“But this thing is supposed to track a lot of our health points.” Interesting. High-tech. Cool. A great wedding gift for the groom.
Williams went on to talk about another piece of technology the NBA has provided all personnel, “Then there’s another thing that we put on our credentials that’s supposed to monitor your distance between people when you’re at the hotel. So all of us have to have all of these deals on.”
If only we all could have something similar. I think people would be surprised how often they invade the 6-foot space of another. I’m not quite sure if the impatient guy at Staples who decided that he needed to reach around me to grab his printer paper would even understand how the bracelet worked. Sorry. It would’ve been weird how close he invaded my personal space, pandemic or not.
Will the Precautions Work?
That is the million dollar question right now. The NBA is clearly taking every step they can to ensure the health and safety of those living on campus. Will all of these gidgets and gadgets negate any player, coach, or trainer from contracting COVID-19?
As we have seen nationwide, the virus is spreading. The only way to get to the other side of this thing is to go though it. We cannot go around it. What we can do is be cognizant of others, be cautious in our actions, be courteous to our fellow human beings, and take the steps necessary to prevent any spread.
I would not be surprised if the coronavirus knocks at Orlando’s door and somehow gets in. From there we will see how the NBA approaches the treatment, containment, and resolution of dealing with the virus. Perhaps it will be a blueprint in a bubble, an opportunity to see how to navigate the pandemic through the lens of a confined campus.
The NBA is doing plenty to prevent getting to that point.
“You look at the rings and the bands and the other apparatuses that we have on,” Monty said, “along with the testing, we have everything here to be successful.”
The one variable that cannot be monitored with a band or a ring is the human nature of a 20-something-year-old NBA player. The greatest threat the safety of the bubble is the guy who decides he needs to leave campus for a good time. You would hope that they would be thinking of more than themselves, that the team comes to mind in any decision that is made. I was 20-something when I was in the military and stationed in Korea in a campus like environment.
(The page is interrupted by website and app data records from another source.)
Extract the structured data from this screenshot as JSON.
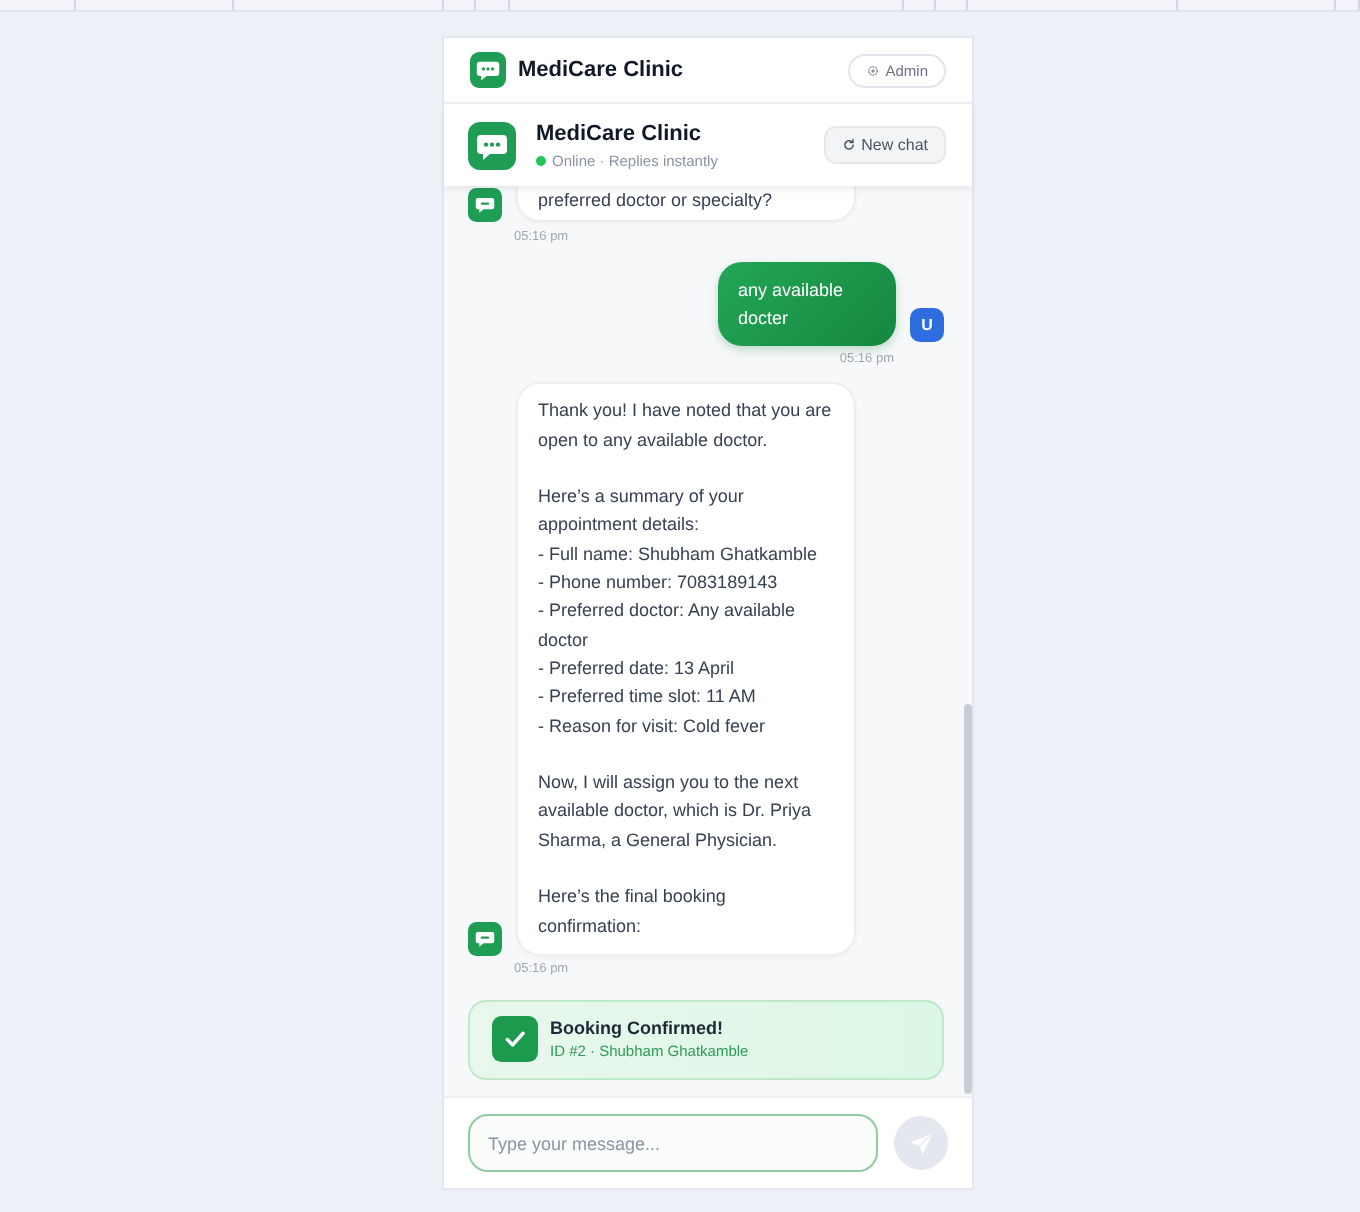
{
  "app_bar": {
    "title": "MediCare Clinic",
    "admin_button": "Admin"
  },
  "chat_header": {
    "title": "MediCare Clinic",
    "online": true,
    "status": "Online · Replies instantly",
    "new_chat_button": "New chat"
  },
  "messages": [
    {
      "kind": "bot",
      "cut_off": true,
      "text": "preferred doctor or specialty?",
      "time": "05:16 pm"
    },
    {
      "kind": "user",
      "cut_off": false,
      "avatar": "U",
      "text": "any available docter",
      "time": "05:16 pm"
    },
    {
      "kind": "bot",
      "cut_off": false,
      "text": "Thank you! I have noted that you are open to any available doctor.\n\nHere’s a summary of your appointment details:\n- Full name: Shubham Ghatkamble\n- Phone number: 7083189143\n- Preferred doctor: Any available doctor\n- Preferred date: 13 April\n- Preferred time slot: 11 AM\n- Reason for visit: Cold fever\n\nNow, I will assign you to the next available doctor, which is Dr. Priya Sharma, a General Physician.\n\nHere’s the final booking confirmation:",
      "time": "05:16 pm"
    }
  ],
  "booking": {
    "title": "Booking Confirmed!",
    "detail": "ID #2 · Shubham Ghatkamble"
  },
  "composer": {
    "placeholder": "Type your message..."
  }
}
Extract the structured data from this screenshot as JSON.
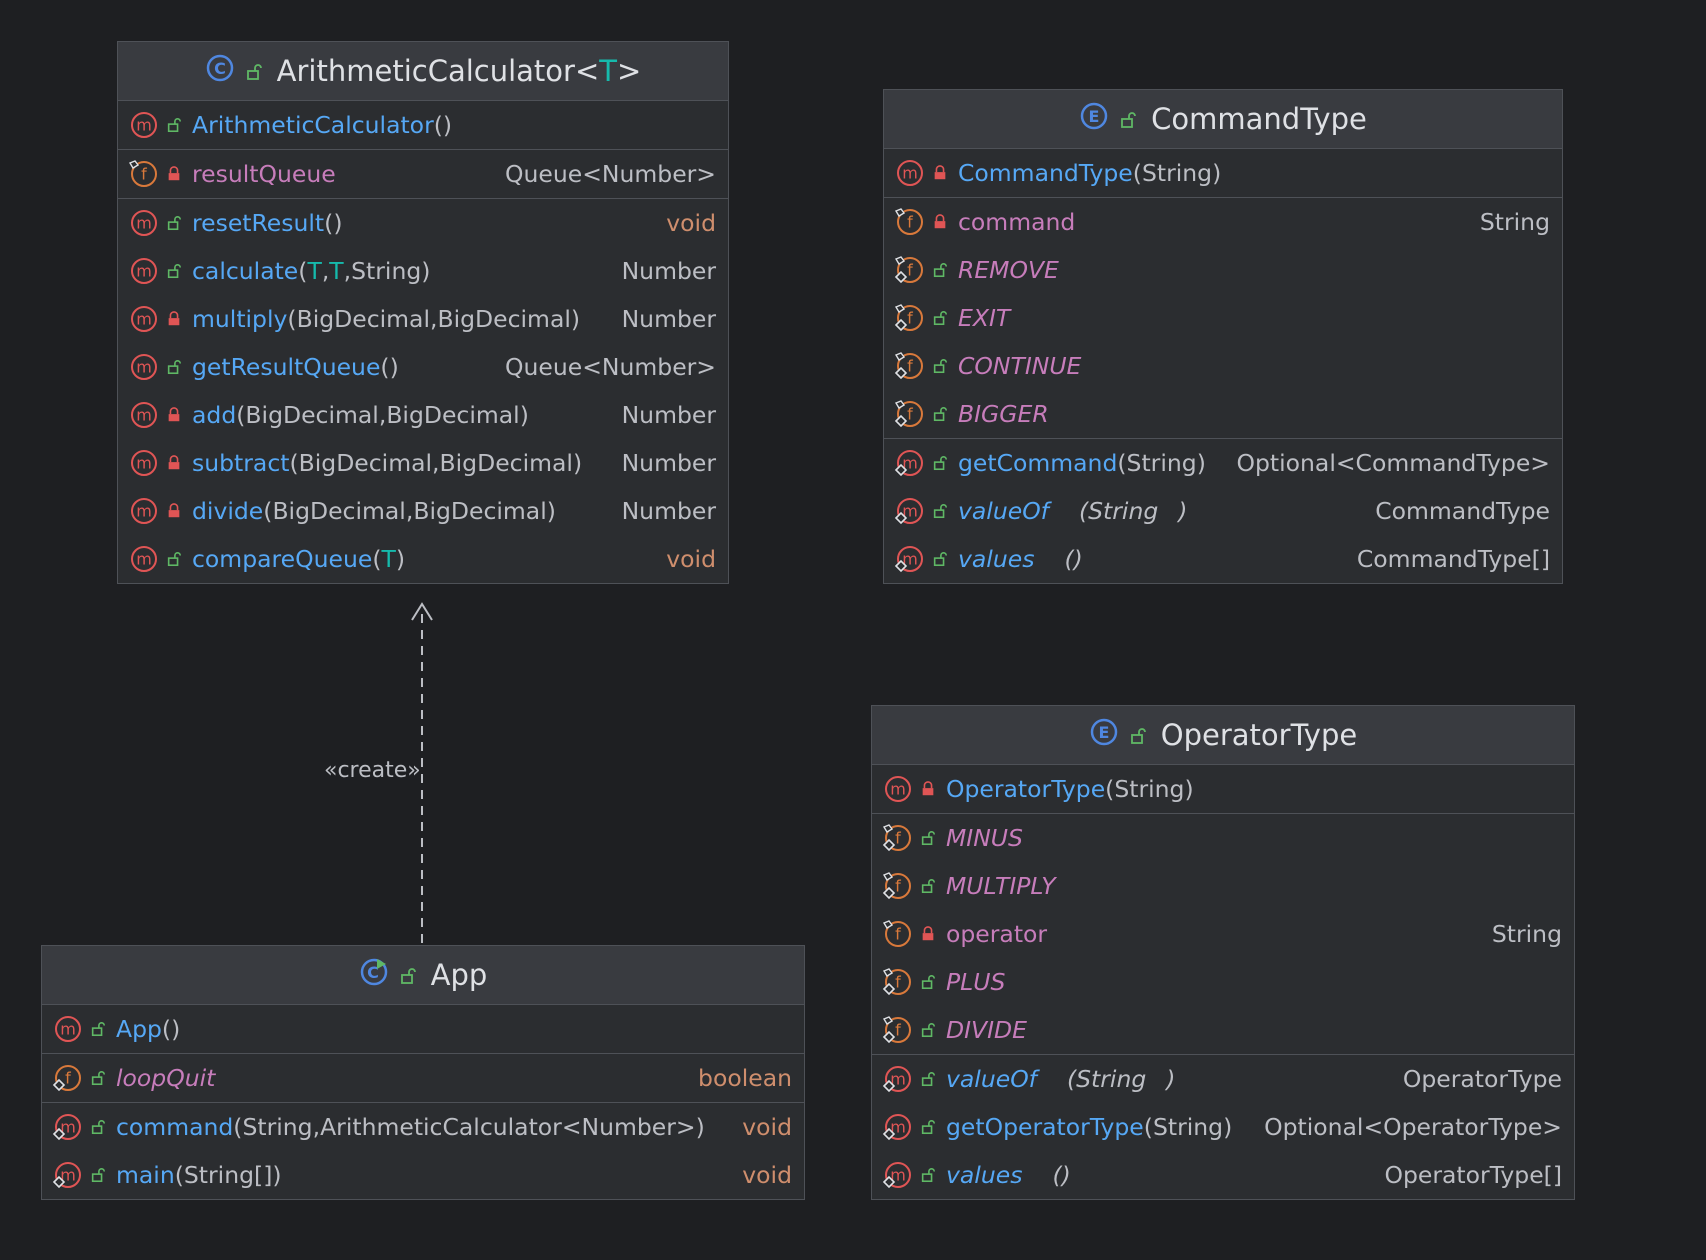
{
  "colors": {
    "background": "#1e1f22",
    "box_fill": "#2b2d30",
    "header_fill": "#393b40",
    "border": "#4e5157",
    "method_name": "#56a8f5",
    "field_name": "#c77dbb",
    "type_param": "#16baac",
    "void_return": "#cf8e6d",
    "plain_text": "#bcbec4",
    "method_icon": "#e05555",
    "field_icon": "#d9793b",
    "class_icon": "#4f87e0",
    "public_lock": "#5fb865",
    "private_lock": "#e05555"
  },
  "relation": {
    "label": "«create»"
  },
  "classes": {
    "calc": {
      "kind_icon": "class-icon",
      "visibility": "public",
      "name": "ArithmeticCalculator",
      "generic_open": "<",
      "generic_param": "T",
      "generic_close": ">",
      "sections": [
        [
          {
            "kind": "method",
            "visibility": "public",
            "name": "ArithmeticCalculator",
            "params": [],
            "ret": ""
          }
        ],
        [
          {
            "kind": "field",
            "visibility": "private",
            "name": "resultQueue",
            "ret": "Queue<Number>",
            "final": true
          }
        ],
        [
          {
            "kind": "method",
            "visibility": "public",
            "name": "resetResult",
            "params": [],
            "ret": "void"
          },
          {
            "kind": "method",
            "visibility": "public",
            "name": "calculate",
            "params": [
              "T",
              "T",
              "String"
            ],
            "ret": "Number"
          },
          {
            "kind": "method",
            "visibility": "private",
            "name": "multiply",
            "params": [
              "BigDecimal",
              "BigDecimal"
            ],
            "ret": "Number"
          },
          {
            "kind": "method",
            "visibility": "public",
            "name": "getResultQueue",
            "params": [],
            "ret": "Queue<Number>"
          },
          {
            "kind": "method",
            "visibility": "private",
            "name": "add",
            "params": [
              "BigDecimal",
              "BigDecimal"
            ],
            "ret": "Number"
          },
          {
            "kind": "method",
            "visibility": "private",
            "name": "subtract",
            "params": [
              "BigDecimal",
              "BigDecimal"
            ],
            "ret": "Number"
          },
          {
            "kind": "method",
            "visibility": "private",
            "name": "divide",
            "params": [
              "BigDecimal",
              "BigDecimal"
            ],
            "ret": "Number"
          },
          {
            "kind": "method",
            "visibility": "public",
            "name": "compareQueue",
            "params": [
              "T"
            ],
            "ret": "void"
          }
        ]
      ]
    },
    "command": {
      "kind_icon": "enum-icon",
      "visibility": "public",
      "name": "CommandType",
      "sections": [
        [
          {
            "kind": "method",
            "visibility": "private",
            "name": "CommandType",
            "params": [
              "String"
            ],
            "ret": ""
          }
        ],
        [
          {
            "kind": "field",
            "visibility": "private",
            "name": "command",
            "ret": "String",
            "final": true
          },
          {
            "kind": "field",
            "visibility": "public",
            "name": "REMOVE",
            "ret": "",
            "static": true,
            "final": true
          },
          {
            "kind": "field",
            "visibility": "public",
            "name": "EXIT",
            "ret": "",
            "static": true,
            "final": true
          },
          {
            "kind": "field",
            "visibility": "public",
            "name": "CONTINUE",
            "ret": "",
            "static": true,
            "final": true
          },
          {
            "kind": "field",
            "visibility": "public",
            "name": "BIGGER",
            "ret": "",
            "static": true,
            "final": true
          }
        ],
        [
          {
            "kind": "method",
            "visibility": "public",
            "name": "getCommand",
            "params": [
              "String"
            ],
            "ret": "Optional<CommandType>",
            "static": true
          },
          {
            "kind": "method",
            "visibility": "public",
            "name": "valueOf",
            "params": [
              "String"
            ],
            "ret": "CommandType",
            "static": true,
            "spaced": true
          },
          {
            "kind": "method",
            "visibility": "public",
            "name": "values",
            "params": [],
            "ret": "CommandType[]",
            "static": true,
            "spaced": true
          }
        ]
      ]
    },
    "operator": {
      "kind_icon": "enum-icon",
      "visibility": "public",
      "name": "OperatorType",
      "sections": [
        [
          {
            "kind": "method",
            "visibility": "private",
            "name": "OperatorType",
            "params": [
              "String"
            ],
            "ret": ""
          }
        ],
        [
          {
            "kind": "field",
            "visibility": "public",
            "name": "MINUS",
            "ret": "",
            "static": true,
            "final": true
          },
          {
            "kind": "field",
            "visibility": "public",
            "name": "MULTIPLY",
            "ret": "",
            "static": true,
            "final": true
          },
          {
            "kind": "field",
            "visibility": "private",
            "name": "operator",
            "ret": "String",
            "final": true
          },
          {
            "kind": "field",
            "visibility": "public",
            "name": "PLUS",
            "ret": "",
            "static": true,
            "final": true
          },
          {
            "kind": "field",
            "visibility": "public",
            "name": "DIVIDE",
            "ret": "",
            "static": true,
            "final": true
          }
        ],
        [
          {
            "kind": "method",
            "visibility": "public",
            "name": "valueOf",
            "params": [
              "String"
            ],
            "ret": "OperatorType",
            "static": true,
            "spaced": true
          },
          {
            "kind": "method",
            "visibility": "public",
            "name": "getOperatorType",
            "params": [
              "String"
            ],
            "ret": "Optional<OperatorType>",
            "static": true
          },
          {
            "kind": "method",
            "visibility": "public",
            "name": "values",
            "params": [],
            "ret": "OperatorType[]",
            "static": true,
            "spaced": true
          }
        ]
      ]
    },
    "app": {
      "kind_icon": "runnable-class-icon",
      "visibility": "public",
      "name": "App",
      "sections": [
        [
          {
            "kind": "method",
            "visibility": "public",
            "name": "App",
            "params": [],
            "ret": ""
          }
        ],
        [
          {
            "kind": "field",
            "visibility": "public",
            "name": "loopQuit",
            "ret": "boolean",
            "static": true
          }
        ],
        [
          {
            "kind": "method",
            "visibility": "public",
            "name": "command",
            "params": [
              "String",
              "ArithmeticCalculator<Number>"
            ],
            "ret": "void",
            "static": true
          },
          {
            "kind": "method",
            "visibility": "public",
            "name": "main",
            "params": [
              "String[]"
            ],
            "ret": "void",
            "static": true
          }
        ]
      ]
    }
  }
}
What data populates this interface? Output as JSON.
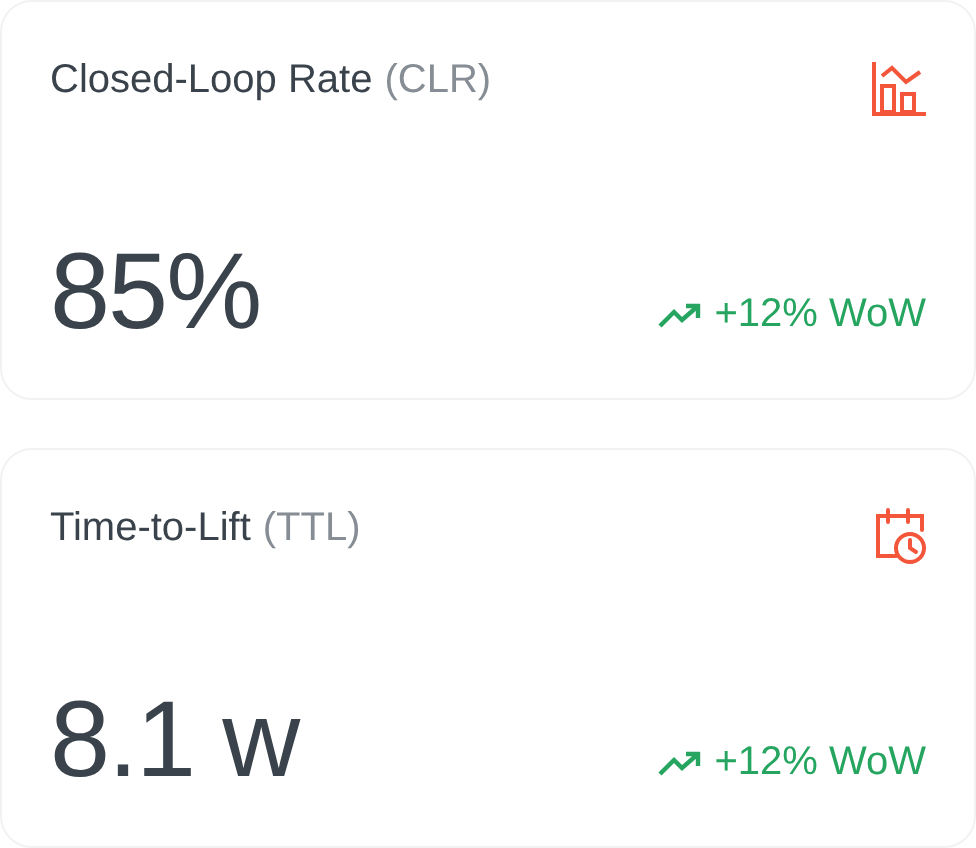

That room gets real boring, real quick.
All of the controllable variables have been well thought out and executed to this point. Players for the Suns still haven’t arrived and the campus hasn’t faced any obstacles other than mediocre hotel food. The league’s focus on safety is being praised by those living within the confines of the bubble.
“I applaud the league,” Coach Monty Williams said, “I came into it with a bit of skepticism. When you get here and you see all of the stuff it’s actually pretty impressive.”
20 days until tip off. Let’s hope it stays impressive.